- Task details
Where the word "down" occurs in a line of the data, return the whole line.

*** Data extract ***

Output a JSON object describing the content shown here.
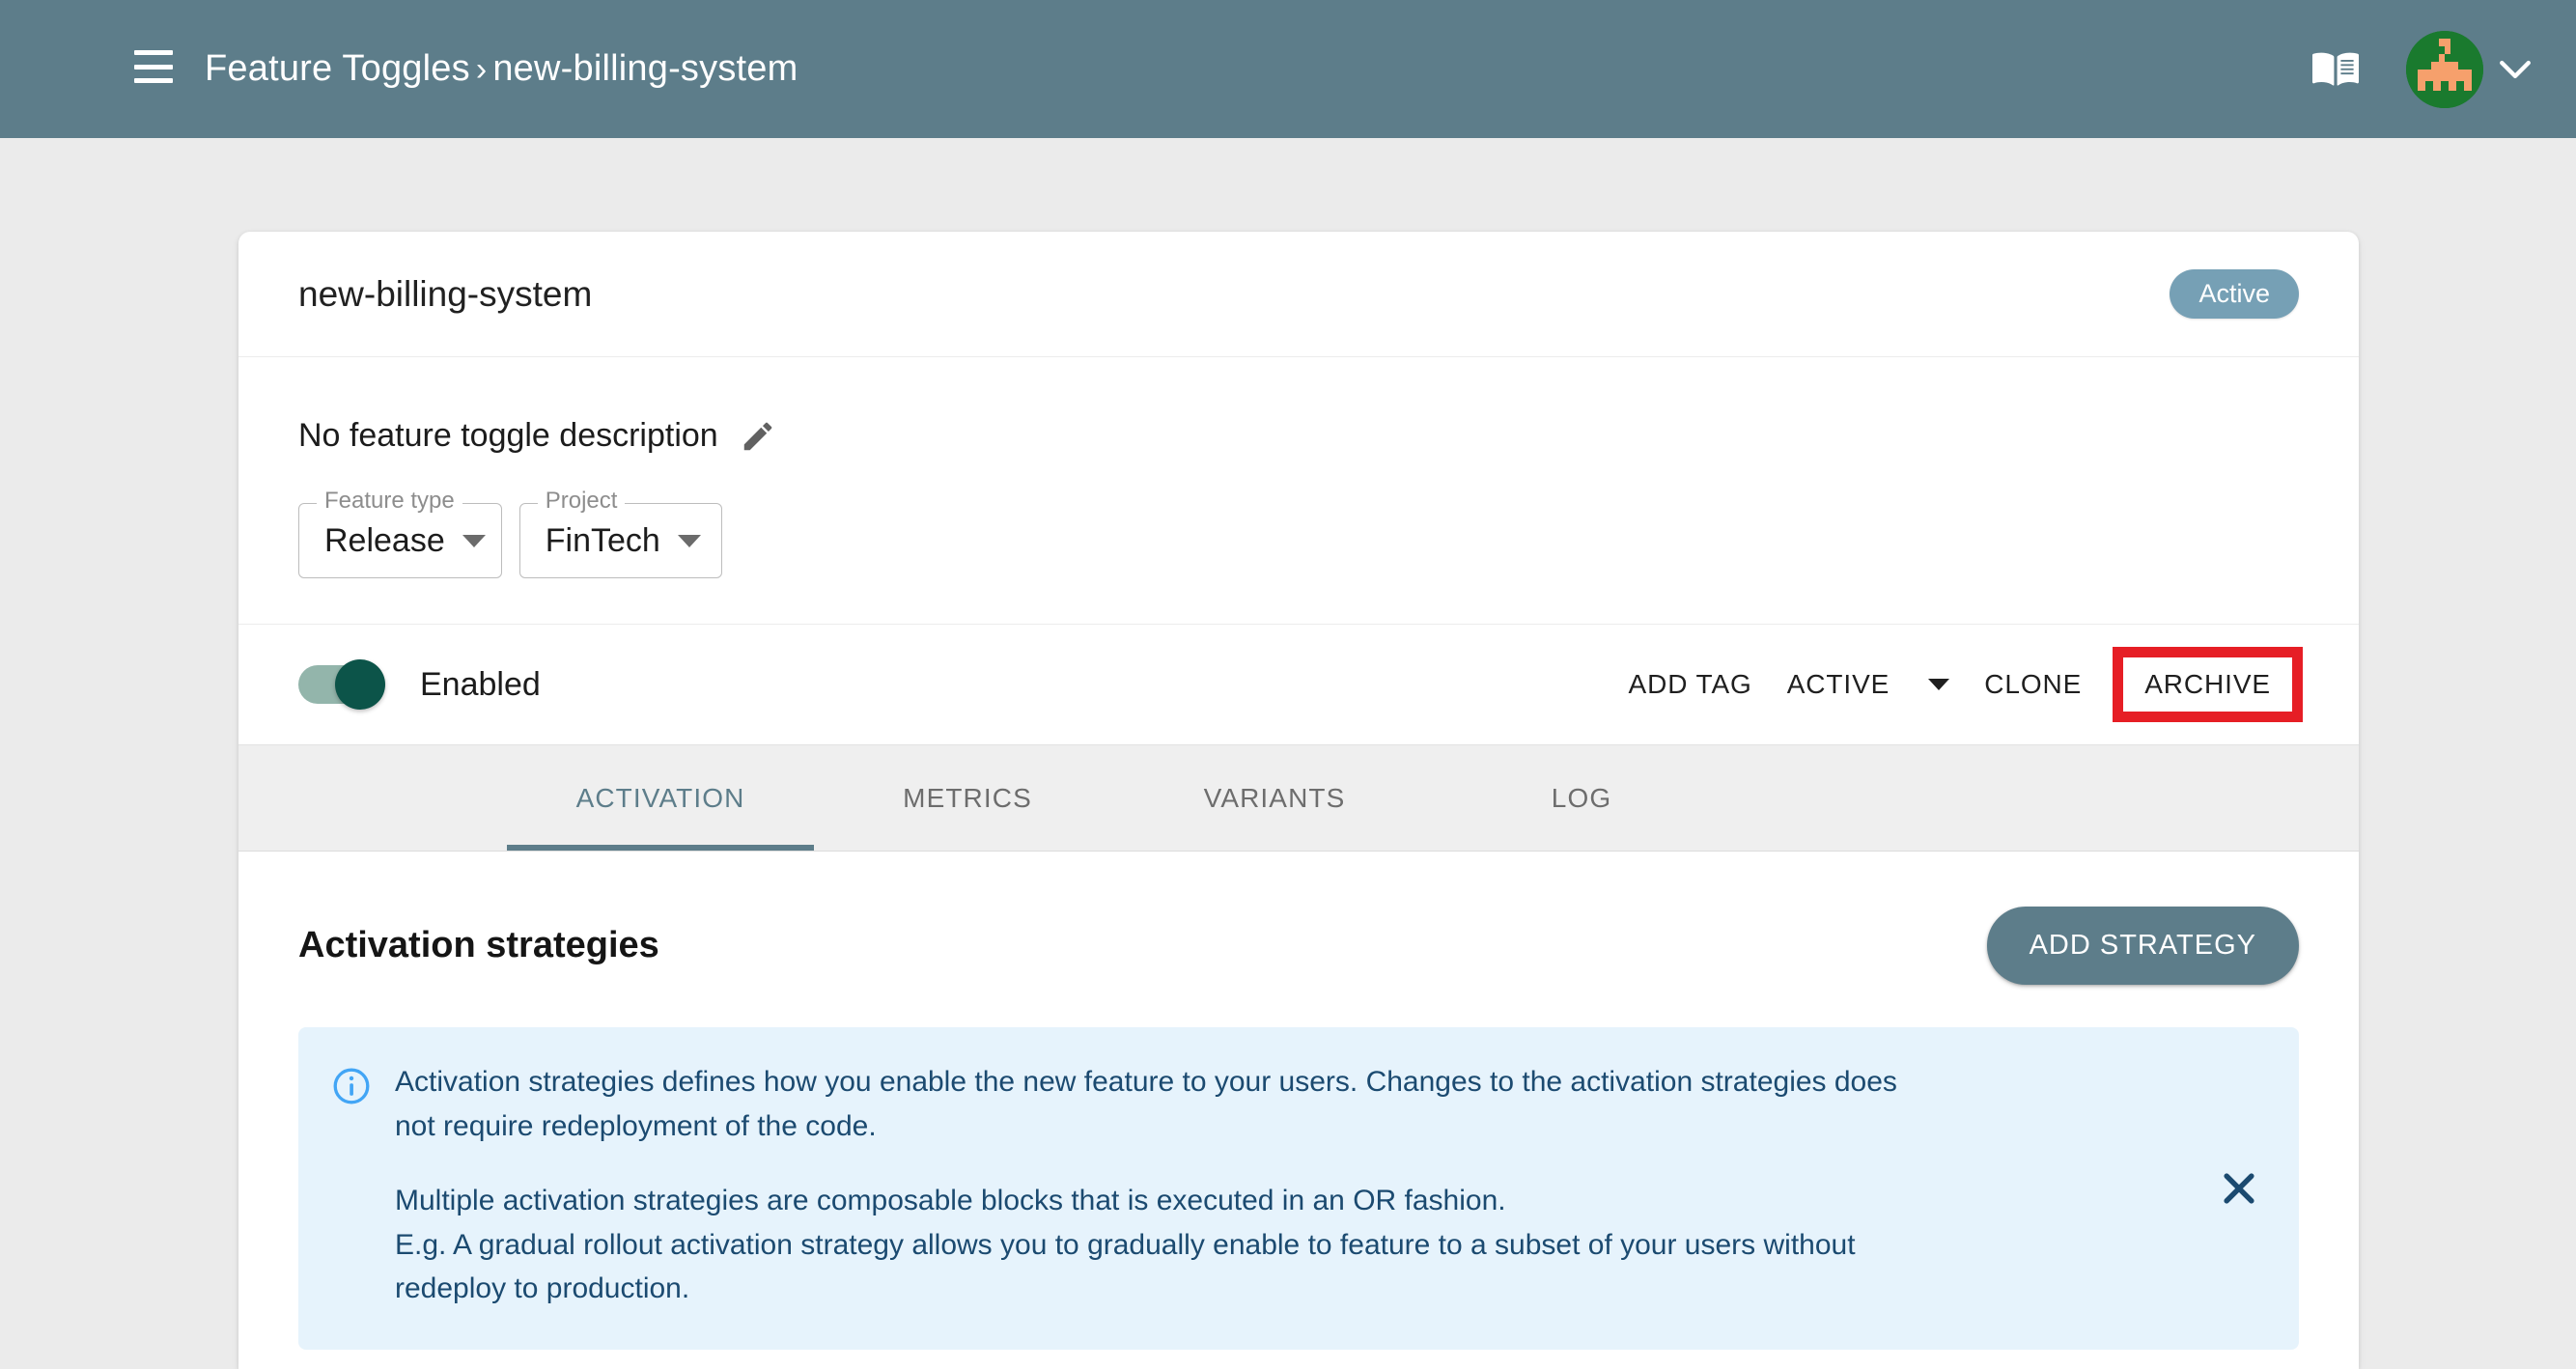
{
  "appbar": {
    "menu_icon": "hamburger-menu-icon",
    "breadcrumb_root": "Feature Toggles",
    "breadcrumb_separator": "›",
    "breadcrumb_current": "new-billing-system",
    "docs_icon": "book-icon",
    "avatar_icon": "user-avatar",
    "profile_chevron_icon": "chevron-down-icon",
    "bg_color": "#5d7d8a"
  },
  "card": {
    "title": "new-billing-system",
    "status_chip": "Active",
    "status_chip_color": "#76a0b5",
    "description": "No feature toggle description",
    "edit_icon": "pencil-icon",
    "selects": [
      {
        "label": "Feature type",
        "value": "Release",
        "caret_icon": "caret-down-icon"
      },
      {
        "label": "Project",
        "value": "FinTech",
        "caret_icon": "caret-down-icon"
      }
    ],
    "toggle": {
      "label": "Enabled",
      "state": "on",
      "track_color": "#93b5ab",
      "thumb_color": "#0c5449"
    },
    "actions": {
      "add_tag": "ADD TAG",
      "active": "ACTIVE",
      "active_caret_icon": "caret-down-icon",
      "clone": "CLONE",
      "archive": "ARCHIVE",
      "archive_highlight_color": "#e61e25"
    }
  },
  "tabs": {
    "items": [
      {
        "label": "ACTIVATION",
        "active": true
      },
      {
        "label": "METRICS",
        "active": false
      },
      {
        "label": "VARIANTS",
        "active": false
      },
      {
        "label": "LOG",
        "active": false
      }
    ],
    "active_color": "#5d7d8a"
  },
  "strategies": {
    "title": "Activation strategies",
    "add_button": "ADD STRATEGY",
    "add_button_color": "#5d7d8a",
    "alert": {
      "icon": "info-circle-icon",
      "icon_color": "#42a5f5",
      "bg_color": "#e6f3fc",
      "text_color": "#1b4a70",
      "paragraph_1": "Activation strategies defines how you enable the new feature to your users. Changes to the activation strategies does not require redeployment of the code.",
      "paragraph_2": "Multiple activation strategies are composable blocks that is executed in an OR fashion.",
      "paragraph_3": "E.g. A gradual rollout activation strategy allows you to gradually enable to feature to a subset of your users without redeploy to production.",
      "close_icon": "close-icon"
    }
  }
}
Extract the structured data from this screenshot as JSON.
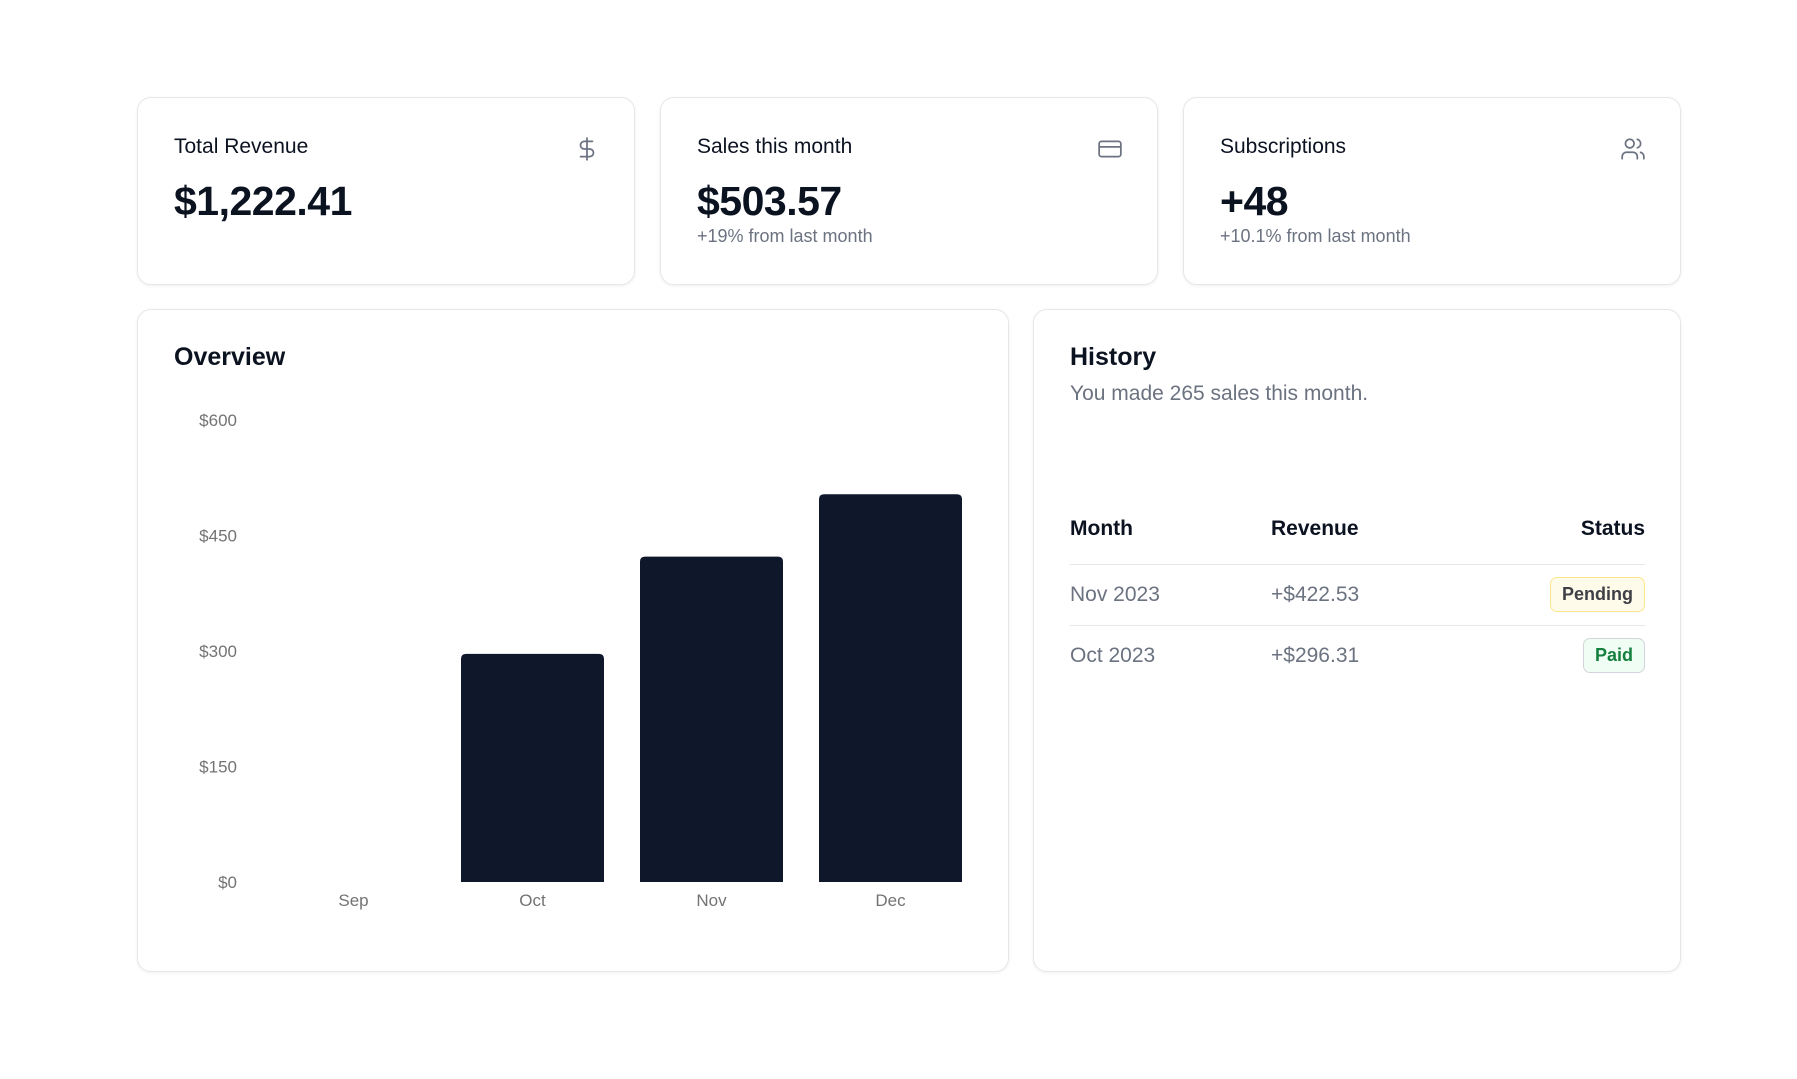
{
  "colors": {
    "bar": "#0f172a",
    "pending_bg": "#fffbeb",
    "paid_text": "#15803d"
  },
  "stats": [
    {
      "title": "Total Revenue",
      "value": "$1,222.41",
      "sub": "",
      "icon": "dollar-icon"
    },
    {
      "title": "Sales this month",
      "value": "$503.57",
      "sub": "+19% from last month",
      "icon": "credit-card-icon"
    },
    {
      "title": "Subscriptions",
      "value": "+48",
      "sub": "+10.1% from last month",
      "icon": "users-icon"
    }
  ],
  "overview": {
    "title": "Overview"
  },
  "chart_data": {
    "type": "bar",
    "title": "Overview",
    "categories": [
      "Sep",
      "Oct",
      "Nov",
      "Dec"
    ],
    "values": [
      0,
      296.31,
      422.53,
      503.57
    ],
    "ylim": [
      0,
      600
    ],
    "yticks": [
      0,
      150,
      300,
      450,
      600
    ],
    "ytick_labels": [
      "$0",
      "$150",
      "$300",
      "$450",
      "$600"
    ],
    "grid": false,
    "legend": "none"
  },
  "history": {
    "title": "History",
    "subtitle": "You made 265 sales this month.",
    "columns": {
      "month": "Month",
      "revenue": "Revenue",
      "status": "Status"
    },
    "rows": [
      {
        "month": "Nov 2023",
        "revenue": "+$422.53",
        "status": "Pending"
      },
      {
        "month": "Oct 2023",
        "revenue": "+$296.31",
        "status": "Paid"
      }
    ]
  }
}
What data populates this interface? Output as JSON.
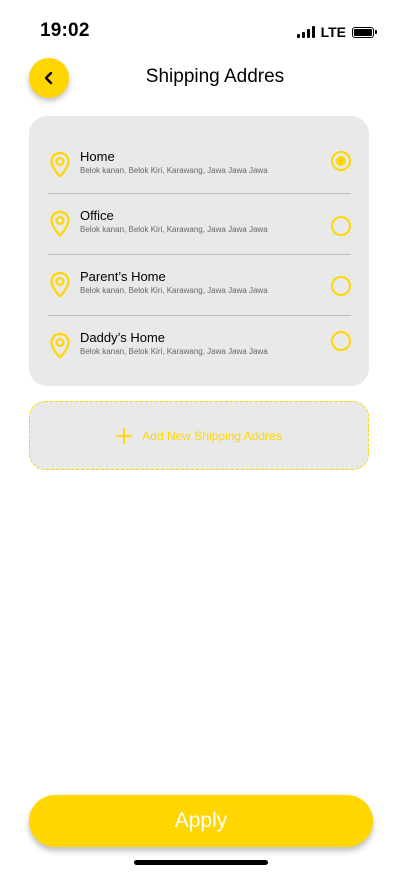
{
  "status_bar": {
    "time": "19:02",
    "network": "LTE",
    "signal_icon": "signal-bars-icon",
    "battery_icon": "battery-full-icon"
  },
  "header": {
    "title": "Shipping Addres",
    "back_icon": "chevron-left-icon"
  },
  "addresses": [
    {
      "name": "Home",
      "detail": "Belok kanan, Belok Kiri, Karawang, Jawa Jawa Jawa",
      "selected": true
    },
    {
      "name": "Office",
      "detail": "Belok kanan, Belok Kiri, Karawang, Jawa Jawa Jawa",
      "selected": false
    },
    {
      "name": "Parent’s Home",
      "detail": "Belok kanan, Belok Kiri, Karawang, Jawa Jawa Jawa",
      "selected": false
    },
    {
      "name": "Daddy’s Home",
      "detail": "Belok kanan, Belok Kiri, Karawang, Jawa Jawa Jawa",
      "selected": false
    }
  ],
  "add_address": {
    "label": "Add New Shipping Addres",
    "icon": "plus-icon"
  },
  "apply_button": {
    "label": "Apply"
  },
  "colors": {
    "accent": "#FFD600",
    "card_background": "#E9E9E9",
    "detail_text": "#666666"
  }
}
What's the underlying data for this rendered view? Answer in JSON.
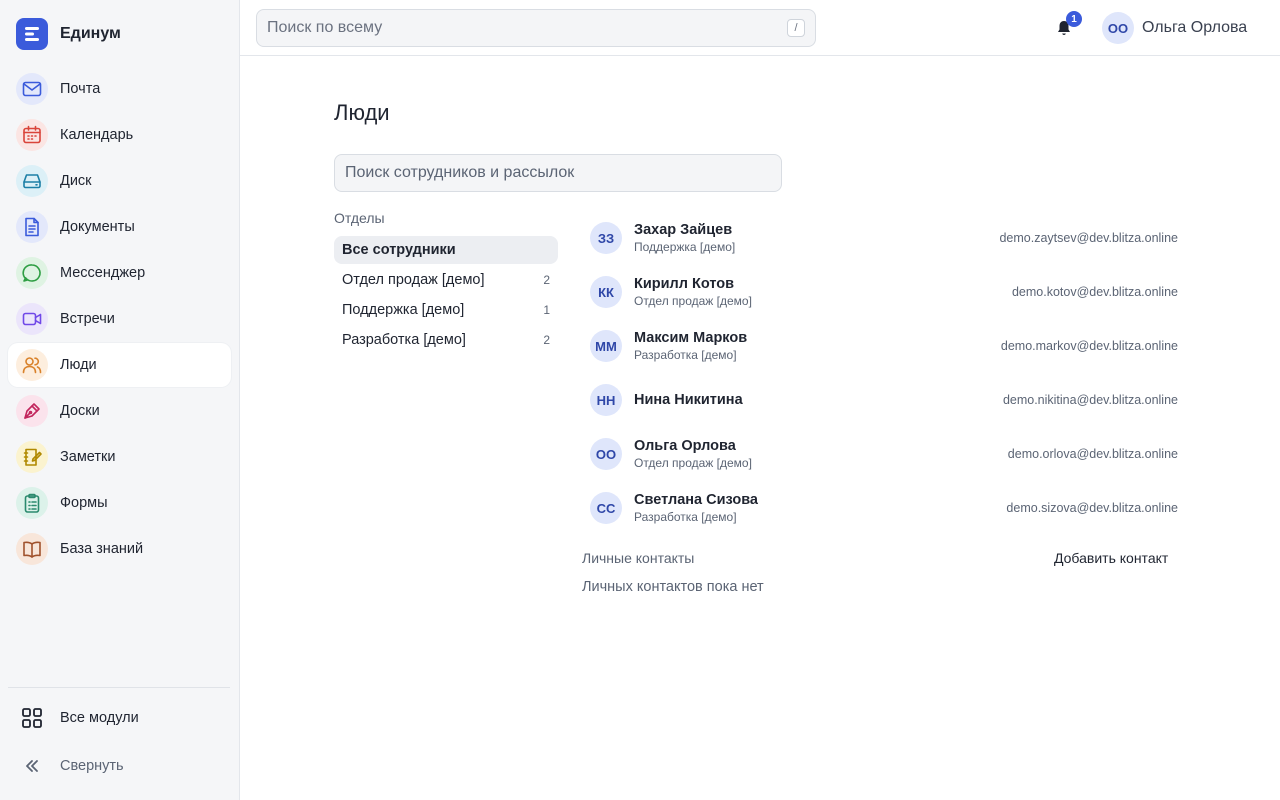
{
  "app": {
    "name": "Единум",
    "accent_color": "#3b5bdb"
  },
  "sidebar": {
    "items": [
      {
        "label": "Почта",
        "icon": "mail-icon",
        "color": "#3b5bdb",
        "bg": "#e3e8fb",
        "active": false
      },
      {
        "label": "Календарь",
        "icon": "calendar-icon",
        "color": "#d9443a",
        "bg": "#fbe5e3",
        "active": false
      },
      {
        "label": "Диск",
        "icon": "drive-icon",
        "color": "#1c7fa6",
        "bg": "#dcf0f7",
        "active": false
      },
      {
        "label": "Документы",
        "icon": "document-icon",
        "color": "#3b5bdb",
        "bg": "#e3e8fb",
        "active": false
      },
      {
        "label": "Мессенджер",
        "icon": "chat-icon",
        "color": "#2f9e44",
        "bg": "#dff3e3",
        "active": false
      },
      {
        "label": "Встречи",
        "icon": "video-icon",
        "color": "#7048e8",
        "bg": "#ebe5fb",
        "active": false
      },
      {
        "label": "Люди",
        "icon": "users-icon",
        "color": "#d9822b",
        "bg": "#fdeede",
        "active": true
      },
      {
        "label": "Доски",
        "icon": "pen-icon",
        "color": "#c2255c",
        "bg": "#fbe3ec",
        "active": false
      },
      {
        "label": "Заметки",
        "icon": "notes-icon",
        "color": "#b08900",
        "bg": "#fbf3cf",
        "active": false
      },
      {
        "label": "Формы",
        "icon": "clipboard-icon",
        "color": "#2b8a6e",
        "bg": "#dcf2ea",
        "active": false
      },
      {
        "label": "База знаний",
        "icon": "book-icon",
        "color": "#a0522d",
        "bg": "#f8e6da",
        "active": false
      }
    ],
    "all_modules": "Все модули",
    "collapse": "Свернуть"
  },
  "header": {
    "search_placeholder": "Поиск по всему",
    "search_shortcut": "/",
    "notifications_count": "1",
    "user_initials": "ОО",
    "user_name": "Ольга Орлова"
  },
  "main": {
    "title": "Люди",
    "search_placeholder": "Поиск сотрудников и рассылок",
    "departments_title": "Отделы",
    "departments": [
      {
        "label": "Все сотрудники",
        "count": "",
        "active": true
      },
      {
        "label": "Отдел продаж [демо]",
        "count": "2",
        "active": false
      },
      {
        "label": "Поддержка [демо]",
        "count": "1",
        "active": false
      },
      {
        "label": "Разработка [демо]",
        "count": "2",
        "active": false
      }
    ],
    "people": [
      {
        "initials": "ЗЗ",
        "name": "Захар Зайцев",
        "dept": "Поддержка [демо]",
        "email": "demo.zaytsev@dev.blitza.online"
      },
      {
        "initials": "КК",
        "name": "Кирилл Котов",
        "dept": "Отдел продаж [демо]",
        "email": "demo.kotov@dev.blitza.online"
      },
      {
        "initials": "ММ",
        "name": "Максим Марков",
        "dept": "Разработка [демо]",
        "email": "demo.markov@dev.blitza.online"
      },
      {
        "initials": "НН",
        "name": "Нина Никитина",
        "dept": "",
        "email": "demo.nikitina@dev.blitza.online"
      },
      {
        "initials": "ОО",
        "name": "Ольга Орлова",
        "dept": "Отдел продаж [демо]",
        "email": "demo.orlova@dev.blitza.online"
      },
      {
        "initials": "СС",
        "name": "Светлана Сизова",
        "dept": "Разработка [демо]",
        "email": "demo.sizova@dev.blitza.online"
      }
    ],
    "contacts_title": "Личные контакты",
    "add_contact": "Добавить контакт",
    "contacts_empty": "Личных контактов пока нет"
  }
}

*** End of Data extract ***

- Response for this exercise
    "profile_chevron_icon": "chevron-down-icon",
        "caret_icon": "caret-down-icon"
        "caret_icon": "caret-down-icon"
      "active_caret_icon": "caret-down-icon",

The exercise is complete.